Caching of python functions with array input

Is there a standard way to implement caching for functions that take numpy arrays as input? I don’t want to rely on global variables, but for most of my workflow I work on one dataset that is a collection of arrays, and want to avoid recalculating things all the time.

Are the input arrays typically large in your use case?

yes. I’m aware that I could use tinyarray, but because @ and slicing is not implemented it is inconvenient that one has to convert back and forth to np.array.

I don’t know of any standard caching approach that would work out of the box. Let me think of your options.

  • You can implement your own version of caching e.g. by computing a hash of an array.
  • You can pass the arrays together with another unique identifier (e.g. number in your dataset, a random string that you pre-assign), and use that as a cache key.
  • (my favorite option) Instead of caching by input, use a library that manages computations. dask is likely the most feature-complete solution, but ipyparallel, and joblib (both listed in the link I shared) also allow to define your computations as a graph where some tasks depend on previous tasks. If you use such a library, you specify your computation as a graph (a DAG to be more specific), where follow-up tasks depend on outputs of prior tasks. The library then managed the passing of the outputs to further tasks.

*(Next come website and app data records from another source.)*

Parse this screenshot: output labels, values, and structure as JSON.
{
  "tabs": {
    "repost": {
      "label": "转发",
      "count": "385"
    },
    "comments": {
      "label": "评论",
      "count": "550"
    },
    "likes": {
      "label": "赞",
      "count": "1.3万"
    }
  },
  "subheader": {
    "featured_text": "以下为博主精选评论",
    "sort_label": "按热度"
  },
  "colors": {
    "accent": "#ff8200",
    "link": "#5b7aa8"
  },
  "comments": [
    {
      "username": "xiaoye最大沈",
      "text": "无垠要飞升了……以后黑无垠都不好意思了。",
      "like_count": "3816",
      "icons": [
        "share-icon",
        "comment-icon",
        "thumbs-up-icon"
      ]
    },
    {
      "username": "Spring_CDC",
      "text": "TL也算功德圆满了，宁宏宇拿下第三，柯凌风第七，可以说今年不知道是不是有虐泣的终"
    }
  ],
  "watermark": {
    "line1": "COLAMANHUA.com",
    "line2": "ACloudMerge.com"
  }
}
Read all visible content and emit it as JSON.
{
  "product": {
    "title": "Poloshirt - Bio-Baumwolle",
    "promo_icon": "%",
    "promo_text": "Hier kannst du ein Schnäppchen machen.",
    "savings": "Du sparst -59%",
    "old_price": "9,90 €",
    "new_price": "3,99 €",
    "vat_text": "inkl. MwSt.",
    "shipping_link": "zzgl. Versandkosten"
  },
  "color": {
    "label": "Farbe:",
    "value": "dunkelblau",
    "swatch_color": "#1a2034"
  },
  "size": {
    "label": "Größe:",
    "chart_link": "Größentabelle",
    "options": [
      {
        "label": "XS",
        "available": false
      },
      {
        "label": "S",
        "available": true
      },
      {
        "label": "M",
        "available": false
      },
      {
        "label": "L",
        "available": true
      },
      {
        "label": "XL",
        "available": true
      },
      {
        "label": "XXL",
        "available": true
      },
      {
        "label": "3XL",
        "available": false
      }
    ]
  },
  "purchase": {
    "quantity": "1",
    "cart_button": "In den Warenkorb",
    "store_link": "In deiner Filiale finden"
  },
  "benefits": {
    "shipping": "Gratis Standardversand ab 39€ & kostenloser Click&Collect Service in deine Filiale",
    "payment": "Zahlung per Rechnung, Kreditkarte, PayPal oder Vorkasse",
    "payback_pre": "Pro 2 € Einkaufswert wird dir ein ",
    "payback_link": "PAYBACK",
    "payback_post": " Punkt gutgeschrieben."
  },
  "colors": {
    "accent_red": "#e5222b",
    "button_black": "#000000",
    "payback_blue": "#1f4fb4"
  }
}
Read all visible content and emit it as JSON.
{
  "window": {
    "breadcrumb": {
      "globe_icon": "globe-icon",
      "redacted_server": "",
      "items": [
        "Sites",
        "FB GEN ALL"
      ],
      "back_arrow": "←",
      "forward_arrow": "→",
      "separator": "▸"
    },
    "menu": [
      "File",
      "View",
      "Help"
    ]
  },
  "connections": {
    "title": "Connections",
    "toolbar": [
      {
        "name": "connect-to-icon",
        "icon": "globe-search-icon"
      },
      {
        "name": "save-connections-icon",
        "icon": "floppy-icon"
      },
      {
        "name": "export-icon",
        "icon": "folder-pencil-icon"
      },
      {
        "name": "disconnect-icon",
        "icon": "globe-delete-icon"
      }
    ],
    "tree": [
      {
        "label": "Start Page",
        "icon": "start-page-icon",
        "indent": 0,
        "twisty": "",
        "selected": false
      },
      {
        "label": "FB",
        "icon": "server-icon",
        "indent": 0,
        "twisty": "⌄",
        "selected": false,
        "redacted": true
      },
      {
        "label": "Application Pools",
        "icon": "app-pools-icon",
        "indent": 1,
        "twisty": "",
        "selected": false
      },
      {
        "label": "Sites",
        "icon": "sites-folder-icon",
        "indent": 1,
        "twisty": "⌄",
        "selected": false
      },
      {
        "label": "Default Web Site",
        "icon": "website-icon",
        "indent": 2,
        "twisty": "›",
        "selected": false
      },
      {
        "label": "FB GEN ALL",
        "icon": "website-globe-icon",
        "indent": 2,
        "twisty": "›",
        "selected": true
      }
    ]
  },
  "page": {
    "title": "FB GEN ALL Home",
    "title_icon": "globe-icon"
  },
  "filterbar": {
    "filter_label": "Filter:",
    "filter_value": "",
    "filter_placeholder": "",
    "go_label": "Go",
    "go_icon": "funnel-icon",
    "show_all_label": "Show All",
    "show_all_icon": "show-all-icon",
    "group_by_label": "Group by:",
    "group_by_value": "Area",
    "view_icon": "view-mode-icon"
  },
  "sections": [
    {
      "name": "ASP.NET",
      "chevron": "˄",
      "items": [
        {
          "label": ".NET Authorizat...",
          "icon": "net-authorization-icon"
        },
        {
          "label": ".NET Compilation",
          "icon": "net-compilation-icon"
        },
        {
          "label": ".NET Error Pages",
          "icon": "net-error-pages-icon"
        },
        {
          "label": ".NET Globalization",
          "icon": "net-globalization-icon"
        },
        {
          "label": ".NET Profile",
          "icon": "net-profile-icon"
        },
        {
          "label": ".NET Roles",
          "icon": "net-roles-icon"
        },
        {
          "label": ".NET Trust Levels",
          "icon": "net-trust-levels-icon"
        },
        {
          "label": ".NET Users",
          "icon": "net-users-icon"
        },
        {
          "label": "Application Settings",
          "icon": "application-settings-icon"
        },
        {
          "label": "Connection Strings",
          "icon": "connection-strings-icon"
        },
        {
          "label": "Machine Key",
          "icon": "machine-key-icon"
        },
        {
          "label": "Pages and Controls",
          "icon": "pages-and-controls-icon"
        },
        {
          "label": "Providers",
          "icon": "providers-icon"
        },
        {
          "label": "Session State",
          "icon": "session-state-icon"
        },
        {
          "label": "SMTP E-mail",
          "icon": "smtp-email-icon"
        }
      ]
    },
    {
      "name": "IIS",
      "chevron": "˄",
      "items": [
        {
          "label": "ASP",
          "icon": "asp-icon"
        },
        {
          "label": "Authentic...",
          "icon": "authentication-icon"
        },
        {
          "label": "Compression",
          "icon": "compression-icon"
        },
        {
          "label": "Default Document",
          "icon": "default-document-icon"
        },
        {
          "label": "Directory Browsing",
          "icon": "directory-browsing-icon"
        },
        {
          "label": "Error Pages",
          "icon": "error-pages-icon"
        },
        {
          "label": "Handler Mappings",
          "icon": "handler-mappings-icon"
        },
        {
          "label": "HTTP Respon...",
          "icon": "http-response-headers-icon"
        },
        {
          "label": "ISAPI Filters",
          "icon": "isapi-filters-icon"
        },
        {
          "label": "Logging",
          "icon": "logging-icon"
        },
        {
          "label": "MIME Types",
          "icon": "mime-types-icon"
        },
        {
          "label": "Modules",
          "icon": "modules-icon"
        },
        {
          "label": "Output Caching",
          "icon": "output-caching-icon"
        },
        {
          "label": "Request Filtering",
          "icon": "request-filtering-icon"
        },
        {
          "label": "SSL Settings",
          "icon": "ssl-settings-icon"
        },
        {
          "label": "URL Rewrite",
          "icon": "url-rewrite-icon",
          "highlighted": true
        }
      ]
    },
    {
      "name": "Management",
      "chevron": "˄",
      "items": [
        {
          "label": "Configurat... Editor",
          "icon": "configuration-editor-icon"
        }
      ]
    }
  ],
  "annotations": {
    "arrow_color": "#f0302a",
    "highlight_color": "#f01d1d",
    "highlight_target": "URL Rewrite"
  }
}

I want to clarify what you mean by the first two options:

  • Would this require subclassing np.ndarray to define the hash?
  • This I don’t understand, as far as I see functools.lru_cache doesn’t have any options to specify how the inputs are hashed.

In both cases you wouldn’t use @lru_cache, but you would rather need to implement something on your own. Here’s a sketch implementation:

from functools import wraps
import hashlib

import numpy as np

# Own hash approach

def array_cache(function):
    cache = {}
    def wrapped(array):
        # Not using built-in hash because it's prone to collisions.
        return cache.get(hashlib.md5(, function(array))
    return wrapped

def square(x):
    return x @ x

a = np.arange(101)

%time square(a)
%time square(a)

# uuid approach

# Same idea, except we assign the identifier externally.
# This makes sense if e.g. the array is generated by some parameters.

def key_cache(function):
    cache = {}
    def wrapped(array, uuid):
        # Not using built-in hash because it's prone to collisions.
        return cache.get(uuid, function(array))
    return wrapped

def square(array, array_id):
    return array**2

I think both of these are inferior to the approach of defining a job graph, especially in a parallel context.